* _Task material_
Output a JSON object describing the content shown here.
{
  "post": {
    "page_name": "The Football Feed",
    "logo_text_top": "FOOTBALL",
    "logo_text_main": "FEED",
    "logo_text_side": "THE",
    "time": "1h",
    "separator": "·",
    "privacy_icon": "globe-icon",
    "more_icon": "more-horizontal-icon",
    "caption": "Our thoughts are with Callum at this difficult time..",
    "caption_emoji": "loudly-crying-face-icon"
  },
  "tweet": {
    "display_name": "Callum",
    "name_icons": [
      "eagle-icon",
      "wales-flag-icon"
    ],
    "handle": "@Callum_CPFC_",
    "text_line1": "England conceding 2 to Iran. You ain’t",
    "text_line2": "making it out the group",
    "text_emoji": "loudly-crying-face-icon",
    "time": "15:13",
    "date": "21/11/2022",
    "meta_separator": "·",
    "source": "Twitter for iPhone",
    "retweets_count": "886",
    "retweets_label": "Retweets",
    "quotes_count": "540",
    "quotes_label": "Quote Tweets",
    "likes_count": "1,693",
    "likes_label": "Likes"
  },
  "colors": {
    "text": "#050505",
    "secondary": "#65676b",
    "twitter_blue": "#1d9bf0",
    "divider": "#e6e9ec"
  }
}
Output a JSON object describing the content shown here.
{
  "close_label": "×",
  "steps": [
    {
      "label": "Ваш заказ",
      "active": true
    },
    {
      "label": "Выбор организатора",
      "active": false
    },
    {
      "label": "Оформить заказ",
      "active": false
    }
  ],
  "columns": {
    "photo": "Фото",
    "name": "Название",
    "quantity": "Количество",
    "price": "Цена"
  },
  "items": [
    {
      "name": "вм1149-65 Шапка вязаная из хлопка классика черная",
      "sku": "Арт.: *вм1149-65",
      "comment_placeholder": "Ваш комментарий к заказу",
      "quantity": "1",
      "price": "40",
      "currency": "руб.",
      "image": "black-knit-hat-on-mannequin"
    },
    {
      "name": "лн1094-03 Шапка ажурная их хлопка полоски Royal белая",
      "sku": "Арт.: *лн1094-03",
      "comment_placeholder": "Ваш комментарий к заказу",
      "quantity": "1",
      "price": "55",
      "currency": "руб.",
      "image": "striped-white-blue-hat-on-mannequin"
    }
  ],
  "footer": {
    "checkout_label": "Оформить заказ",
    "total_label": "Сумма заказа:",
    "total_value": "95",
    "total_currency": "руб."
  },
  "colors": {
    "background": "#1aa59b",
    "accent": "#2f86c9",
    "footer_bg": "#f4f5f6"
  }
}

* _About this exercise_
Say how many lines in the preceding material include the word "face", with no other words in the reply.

* _Answer to this problem_
2